Professor Gribbons was a faculty member of the HESA program since its inception in 1970 until her retirement in 2007. As the previous Coordinator of the Practicum Internships, she developed over 200 credit internships and provided the leadership, organization, and quality control for this nationally acclaimed practicum program. When she took early retirement in 1993 following 27 years of service as an administrator at UVM, she continued her faculty assignment with the HESA program as an advisor to HESA students. In 2007, she retired from the HESA faculty but continues her contact with HESA alumni. She also continues to serve on several University committees.
Professor Gribbon's areas of scholarly and professional interest include staff development and training, strategic planning, women in higher education, leadership development, and staff supervision and recruitment. Professor Gribbons developed and taught a year-long career development seminar to assist second-year students in their professional preparation.
A national leader in higher education, she was the President of the National Association for Women in Education (NAWE), Vice President for Association Advancement and Director of Planned Giving. She served as the Vermont State Coordinator for the American Council on Education's National Identification Program for the advancement of women in higher education. Her leadership and contributions have brought her numerous national and state awards and citations, including three leadership and service awards which carry her name at the UVM, State of Vermont, and Bowling Green State University.
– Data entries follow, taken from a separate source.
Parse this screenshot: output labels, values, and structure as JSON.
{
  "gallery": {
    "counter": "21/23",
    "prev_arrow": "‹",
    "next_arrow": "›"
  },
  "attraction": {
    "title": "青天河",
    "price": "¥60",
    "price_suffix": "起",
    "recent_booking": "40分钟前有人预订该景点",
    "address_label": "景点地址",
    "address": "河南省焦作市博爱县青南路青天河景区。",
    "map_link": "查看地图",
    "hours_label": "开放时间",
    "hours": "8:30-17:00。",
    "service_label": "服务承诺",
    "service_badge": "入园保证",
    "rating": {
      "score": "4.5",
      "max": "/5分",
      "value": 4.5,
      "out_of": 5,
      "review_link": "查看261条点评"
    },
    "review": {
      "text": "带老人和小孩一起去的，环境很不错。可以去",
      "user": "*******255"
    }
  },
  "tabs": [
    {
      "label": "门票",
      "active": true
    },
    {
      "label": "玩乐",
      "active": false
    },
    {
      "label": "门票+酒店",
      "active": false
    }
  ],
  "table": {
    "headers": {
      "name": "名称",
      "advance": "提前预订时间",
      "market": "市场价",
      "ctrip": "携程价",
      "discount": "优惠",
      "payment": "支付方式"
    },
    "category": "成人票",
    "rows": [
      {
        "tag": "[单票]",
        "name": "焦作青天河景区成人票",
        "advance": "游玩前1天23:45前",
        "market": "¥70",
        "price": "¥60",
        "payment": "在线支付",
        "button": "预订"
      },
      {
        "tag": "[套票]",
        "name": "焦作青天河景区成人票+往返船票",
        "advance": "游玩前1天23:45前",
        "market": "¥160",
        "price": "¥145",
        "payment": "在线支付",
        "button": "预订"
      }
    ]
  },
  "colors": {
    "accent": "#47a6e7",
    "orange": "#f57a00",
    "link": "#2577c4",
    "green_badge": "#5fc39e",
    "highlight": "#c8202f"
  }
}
Professor Gribbons holds a M.A. degree in Counseling and Physical Education from Case Western Reserve University.
Last modified January 04 2013 11:12 AM